Memnon struck a spear into the chest of Antilochus, and the son of Nestor fell dead to the ground with a pierced heart, paying with his life for the life of his father. Elder Nestor sobbed when he saw his son's death. Memnon, despite the fact that he was attacked by another son of Nestor, Frasimed, with his friend Ferey, wanted to remove the armor from the murdered Antilochus. Nestor himself rushed to the defense of his son's corpse, But Memnon did not fight with the elder, he did not raise his hands against him. The Greeks and Ethiopians fought fiercely around the body of Antilochus. Nestor also called for the help of the mighty Achilles. Achilles was horrified when he learned that Antilochus had died. After all, he loved him more than all the heroes; after Patroclus he was his best friend.

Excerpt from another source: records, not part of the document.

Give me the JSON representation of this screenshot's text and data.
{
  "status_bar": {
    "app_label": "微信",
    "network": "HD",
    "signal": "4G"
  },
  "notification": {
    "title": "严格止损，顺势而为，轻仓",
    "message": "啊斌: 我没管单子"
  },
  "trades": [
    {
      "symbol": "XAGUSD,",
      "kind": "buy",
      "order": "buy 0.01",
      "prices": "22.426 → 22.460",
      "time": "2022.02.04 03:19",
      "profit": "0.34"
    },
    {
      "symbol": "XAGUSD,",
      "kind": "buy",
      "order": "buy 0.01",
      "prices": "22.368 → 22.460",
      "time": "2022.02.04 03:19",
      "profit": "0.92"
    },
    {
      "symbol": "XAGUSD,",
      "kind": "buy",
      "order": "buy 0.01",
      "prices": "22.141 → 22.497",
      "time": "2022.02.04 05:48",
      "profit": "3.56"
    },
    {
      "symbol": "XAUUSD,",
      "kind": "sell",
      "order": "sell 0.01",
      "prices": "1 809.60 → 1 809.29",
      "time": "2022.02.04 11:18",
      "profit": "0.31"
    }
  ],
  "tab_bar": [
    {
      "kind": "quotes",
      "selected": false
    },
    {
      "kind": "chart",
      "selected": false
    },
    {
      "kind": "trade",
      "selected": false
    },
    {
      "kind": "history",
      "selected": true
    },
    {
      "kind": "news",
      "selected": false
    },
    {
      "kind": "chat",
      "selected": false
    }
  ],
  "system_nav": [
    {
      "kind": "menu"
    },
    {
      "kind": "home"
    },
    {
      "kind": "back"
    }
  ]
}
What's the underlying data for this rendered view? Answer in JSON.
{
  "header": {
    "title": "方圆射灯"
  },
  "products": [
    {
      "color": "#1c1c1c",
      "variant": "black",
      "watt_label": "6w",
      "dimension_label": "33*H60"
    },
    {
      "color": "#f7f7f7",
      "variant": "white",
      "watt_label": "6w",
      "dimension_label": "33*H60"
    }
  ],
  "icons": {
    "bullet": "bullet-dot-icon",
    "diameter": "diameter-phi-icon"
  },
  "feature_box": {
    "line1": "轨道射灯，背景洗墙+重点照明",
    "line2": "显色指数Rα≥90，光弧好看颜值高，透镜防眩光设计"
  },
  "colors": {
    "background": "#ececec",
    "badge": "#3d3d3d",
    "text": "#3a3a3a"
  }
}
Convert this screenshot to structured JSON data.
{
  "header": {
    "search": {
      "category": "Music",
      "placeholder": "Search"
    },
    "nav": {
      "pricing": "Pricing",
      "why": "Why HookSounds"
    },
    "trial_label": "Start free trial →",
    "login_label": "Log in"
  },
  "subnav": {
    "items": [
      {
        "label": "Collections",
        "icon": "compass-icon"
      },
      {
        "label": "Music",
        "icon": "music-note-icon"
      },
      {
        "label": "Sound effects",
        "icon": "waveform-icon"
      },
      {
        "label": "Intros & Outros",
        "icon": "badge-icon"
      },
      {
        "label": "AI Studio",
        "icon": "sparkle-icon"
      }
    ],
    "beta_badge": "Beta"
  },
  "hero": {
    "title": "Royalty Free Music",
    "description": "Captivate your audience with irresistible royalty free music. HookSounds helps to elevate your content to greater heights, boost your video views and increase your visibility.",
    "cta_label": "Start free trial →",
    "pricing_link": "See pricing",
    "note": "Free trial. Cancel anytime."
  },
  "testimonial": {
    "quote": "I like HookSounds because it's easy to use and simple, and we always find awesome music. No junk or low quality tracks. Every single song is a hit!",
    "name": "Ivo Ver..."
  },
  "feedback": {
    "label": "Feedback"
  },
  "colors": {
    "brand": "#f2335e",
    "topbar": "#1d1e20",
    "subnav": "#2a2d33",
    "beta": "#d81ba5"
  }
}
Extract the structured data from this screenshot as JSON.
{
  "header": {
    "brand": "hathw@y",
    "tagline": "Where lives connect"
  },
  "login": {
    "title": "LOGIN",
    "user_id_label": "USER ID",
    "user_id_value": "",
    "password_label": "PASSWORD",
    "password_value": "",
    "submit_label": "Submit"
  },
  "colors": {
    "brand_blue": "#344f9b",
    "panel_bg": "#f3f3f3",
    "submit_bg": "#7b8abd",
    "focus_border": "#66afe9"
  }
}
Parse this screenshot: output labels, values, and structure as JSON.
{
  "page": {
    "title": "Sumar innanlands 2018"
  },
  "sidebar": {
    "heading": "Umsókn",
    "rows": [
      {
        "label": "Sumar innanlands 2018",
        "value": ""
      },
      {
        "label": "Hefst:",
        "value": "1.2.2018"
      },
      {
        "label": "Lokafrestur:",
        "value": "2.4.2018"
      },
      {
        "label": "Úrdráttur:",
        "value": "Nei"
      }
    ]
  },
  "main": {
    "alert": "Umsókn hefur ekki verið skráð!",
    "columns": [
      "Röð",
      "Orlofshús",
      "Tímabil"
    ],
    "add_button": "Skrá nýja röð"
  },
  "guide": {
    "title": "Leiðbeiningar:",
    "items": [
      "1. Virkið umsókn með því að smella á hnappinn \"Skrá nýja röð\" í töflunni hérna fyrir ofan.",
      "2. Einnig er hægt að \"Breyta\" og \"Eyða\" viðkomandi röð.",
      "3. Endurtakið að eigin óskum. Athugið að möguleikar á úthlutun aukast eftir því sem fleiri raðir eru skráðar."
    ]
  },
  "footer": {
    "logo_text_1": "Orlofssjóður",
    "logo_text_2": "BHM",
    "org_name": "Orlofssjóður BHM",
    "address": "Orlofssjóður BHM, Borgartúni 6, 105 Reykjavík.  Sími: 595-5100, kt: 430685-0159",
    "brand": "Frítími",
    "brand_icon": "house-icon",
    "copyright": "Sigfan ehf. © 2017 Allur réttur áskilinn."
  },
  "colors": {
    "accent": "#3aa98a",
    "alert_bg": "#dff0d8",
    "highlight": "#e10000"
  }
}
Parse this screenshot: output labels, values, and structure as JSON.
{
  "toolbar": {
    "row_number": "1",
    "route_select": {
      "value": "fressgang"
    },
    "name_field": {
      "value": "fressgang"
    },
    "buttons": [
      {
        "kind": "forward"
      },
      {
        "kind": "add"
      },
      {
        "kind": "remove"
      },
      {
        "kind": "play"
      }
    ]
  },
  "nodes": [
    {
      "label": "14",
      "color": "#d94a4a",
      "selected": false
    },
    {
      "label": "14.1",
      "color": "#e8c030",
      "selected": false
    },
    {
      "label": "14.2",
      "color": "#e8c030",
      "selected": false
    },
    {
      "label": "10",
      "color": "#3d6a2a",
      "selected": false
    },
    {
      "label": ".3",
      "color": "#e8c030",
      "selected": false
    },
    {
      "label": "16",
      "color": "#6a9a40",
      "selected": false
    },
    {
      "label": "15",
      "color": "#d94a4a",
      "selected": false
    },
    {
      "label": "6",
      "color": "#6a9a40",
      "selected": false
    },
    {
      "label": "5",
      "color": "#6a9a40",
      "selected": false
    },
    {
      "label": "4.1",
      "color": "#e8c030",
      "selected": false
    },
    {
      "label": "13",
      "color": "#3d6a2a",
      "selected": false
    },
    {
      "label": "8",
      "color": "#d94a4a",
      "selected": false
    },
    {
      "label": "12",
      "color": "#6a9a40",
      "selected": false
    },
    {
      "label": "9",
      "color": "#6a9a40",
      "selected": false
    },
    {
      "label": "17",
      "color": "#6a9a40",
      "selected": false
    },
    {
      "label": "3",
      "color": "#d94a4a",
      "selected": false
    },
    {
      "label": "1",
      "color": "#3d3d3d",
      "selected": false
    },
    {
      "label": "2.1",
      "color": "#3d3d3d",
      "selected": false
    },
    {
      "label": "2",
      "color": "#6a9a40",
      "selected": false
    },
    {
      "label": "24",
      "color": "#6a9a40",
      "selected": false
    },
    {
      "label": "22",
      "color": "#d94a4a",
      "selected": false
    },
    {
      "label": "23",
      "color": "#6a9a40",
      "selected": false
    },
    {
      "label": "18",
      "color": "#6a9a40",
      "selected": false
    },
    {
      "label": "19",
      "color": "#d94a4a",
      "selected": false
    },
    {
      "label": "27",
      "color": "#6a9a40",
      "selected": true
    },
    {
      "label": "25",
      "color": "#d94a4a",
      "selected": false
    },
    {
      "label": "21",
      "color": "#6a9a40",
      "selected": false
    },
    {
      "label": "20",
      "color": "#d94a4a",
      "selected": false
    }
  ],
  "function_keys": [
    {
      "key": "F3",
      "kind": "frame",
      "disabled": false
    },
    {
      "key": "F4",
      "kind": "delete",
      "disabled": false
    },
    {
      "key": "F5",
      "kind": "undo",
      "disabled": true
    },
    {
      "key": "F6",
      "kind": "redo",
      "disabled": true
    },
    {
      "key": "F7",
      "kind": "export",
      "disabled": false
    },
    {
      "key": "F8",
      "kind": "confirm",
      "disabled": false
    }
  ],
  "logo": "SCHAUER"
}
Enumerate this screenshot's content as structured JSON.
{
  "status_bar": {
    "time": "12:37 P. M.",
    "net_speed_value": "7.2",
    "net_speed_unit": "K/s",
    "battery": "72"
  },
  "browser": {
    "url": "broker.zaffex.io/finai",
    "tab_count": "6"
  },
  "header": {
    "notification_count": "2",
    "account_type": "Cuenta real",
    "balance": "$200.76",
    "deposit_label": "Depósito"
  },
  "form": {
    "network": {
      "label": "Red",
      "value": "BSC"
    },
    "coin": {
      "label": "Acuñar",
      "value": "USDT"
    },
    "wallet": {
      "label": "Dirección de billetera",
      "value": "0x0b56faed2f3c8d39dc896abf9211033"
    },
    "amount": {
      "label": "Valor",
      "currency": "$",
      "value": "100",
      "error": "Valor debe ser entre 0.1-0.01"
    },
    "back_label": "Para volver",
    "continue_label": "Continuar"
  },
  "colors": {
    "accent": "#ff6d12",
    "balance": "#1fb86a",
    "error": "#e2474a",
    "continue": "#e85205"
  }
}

Eos with Memnon body
Eos with the body of Memnon.
(Drawing on a vase.)
Forgetting everything, forgetting that he himself should die after Memnon, Achilles rushed into battle. When Memnon saw Achilles approaching, he threw a huge stone at him, but the stone bounced far away, hitting the shield. Achilles wounded Memnon in the shoulder with a spear. Memnon did not pay attention to the wound, he himself wounded his son in the arm Pelea. The heroes drew their swords and rushed at each other. Both of them were equal to each other in strength, both were sons of goddesses, both wore armor forged by the god Hephaestus. Covered with shields, the heroes fought. From the high Olympus, the gods looked at this duel. The mothers of heroes, the goddess Eos and the goddess Thetis, prayed to Zeus each for her son. Zeus took the golden scales, put the lot of heroes on them and weighed them. Memnon's lot sank low, and fate promised him to fall at the hands of Achilles. The goddess Eos sobbed: she had to lose her dearly loved son. Finally, Achilles swung his heavy spear and pierced Memnon's chest. The goddess Eos was covered with a dark cloud as a sign of sadness. She sent her sons, the wind gods, to the battlefield, and they brought Memnon's body far to the banks of the river Esepa. There the young nymphs mourned him and built him a tomb.

The Ethiopians were turned into birds by the gods. Since then, every year they fly to the shores of Esep to the tomb of Memnon and there they mourn their king.

The Greeks buried the young Antilochus with great honors. His ashes were placed in an urn and subsequently placed in the same mound with the ashes of Achilles and Patroclus.